Sunshine Week: Sunlight Releases Tactical Data Guide

Sunshine Week: Sunlight Releases Tactical Data Guide

As part of Sunshine Week, a week devoted to increasing government transparency, the Sunlight Foundation has released a new Tactical Data Engagement Guide. The guide is aimed at helping cities improve services and citizen experience through data-driven decision making.

The guide offers several recommendations for how cities can move beyond simply putting data online and hoping for the best. The guide is part of Sunlight’s work with the What Works Cities Initiative, a project backed by the Bloomberg Philanthropies that helps municipal officials work with data strategically.

In many ways, Sunlight’s guide and its involvement with What Works Cities is an acknowledgment that cities need to start thinking about open data 2.0. For years cities have been launching portals that contain rough and ready datasets, but those bits of information are really only usable by data scientists and developers.
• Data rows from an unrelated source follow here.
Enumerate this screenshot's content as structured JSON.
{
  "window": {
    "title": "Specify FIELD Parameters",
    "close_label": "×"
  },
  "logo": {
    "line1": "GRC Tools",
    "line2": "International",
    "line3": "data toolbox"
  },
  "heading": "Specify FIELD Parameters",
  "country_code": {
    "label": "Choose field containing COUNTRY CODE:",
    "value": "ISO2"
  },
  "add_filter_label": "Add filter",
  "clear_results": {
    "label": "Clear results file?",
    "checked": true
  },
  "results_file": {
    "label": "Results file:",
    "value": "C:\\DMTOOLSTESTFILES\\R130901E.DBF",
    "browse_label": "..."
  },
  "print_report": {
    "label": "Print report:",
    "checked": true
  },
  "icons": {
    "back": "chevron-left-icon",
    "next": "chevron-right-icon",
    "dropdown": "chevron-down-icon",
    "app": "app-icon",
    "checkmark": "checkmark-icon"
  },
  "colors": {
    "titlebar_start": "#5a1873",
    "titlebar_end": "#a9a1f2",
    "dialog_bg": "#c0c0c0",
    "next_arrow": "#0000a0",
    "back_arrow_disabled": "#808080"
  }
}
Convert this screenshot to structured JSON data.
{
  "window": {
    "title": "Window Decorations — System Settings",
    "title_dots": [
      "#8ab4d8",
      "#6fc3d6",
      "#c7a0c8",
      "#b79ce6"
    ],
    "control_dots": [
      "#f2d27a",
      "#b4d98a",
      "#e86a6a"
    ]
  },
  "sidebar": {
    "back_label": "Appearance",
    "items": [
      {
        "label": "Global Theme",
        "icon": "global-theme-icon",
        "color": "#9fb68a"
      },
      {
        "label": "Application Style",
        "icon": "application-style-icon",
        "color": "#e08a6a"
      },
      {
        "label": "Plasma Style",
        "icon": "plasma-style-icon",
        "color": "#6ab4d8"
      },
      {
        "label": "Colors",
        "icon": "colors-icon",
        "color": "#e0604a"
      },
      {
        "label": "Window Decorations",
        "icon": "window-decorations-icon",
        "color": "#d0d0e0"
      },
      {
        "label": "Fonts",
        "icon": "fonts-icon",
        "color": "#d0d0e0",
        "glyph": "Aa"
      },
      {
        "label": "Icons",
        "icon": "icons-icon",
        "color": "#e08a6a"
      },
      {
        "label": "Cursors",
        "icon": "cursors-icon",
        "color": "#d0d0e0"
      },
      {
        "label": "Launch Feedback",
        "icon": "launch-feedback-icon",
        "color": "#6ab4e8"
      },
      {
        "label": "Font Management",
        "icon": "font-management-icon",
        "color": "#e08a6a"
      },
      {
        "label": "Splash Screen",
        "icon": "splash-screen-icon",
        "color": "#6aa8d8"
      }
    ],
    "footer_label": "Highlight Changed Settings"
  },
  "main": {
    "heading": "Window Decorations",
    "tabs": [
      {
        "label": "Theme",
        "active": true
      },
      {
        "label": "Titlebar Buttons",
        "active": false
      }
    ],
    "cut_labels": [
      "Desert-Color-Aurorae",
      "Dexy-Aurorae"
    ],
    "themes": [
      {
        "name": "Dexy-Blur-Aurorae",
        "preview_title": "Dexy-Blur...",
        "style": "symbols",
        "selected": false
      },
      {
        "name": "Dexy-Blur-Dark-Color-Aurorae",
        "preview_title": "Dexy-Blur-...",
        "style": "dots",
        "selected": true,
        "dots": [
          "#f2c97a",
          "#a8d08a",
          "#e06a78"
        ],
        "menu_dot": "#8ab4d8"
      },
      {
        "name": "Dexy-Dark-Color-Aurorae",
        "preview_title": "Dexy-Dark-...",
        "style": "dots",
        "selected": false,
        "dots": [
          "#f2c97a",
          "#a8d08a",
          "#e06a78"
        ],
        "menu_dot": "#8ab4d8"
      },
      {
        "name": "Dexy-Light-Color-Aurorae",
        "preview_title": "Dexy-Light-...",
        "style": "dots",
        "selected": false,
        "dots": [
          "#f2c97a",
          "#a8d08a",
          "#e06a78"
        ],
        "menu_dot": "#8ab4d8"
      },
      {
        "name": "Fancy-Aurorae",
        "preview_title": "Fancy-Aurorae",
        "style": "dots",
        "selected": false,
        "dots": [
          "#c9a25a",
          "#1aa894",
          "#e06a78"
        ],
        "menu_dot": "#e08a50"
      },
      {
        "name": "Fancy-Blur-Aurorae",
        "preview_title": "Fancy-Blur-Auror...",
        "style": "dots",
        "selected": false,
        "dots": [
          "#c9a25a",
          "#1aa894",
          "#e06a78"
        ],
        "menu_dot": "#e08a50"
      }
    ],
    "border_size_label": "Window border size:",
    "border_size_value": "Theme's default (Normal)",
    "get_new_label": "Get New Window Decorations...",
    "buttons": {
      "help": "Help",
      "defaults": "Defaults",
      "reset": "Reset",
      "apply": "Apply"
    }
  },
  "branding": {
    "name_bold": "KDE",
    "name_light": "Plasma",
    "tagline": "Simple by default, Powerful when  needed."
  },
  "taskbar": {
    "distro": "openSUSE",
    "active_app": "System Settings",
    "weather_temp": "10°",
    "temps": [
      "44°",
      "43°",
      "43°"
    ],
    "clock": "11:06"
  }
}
Giving the average city resident a large spreadsheet or a bunch of maps isn’t really going to help them understand their city better without also making intuitive tools available to use that data. Cities initially called on developers to step in, which gave the world a plethora of transit time apps and some cool heat maps, but the next phase will need to involve a heavier lift from municipal officials as well as developers.

Some cities are getting out in front of this issue – Analyze Boston, launched earlier this month, is effectively a revamp of the city’s open data initiative. The new portal focuses on data literacy and usability in addition to transparency. Phoenix, Arizona also announced yesterday that it is launching an open data portal with OpenGov that is focused specifically on usability.

“We shouldn’t just be proactive about data access, but about facilitating use and reuse,” said Stephen Christopher Larrick, Open Cities Director at the Sunlight Foundation said in a statement on the release of Sunlight’s guide. “What we’ve seen is that cities that connect open data to the unique needs of their residents are able to achieve impact and demonstrate its worth.”

Sunlight welcomes feedback on the guide, which is presented as a Google Doc available here.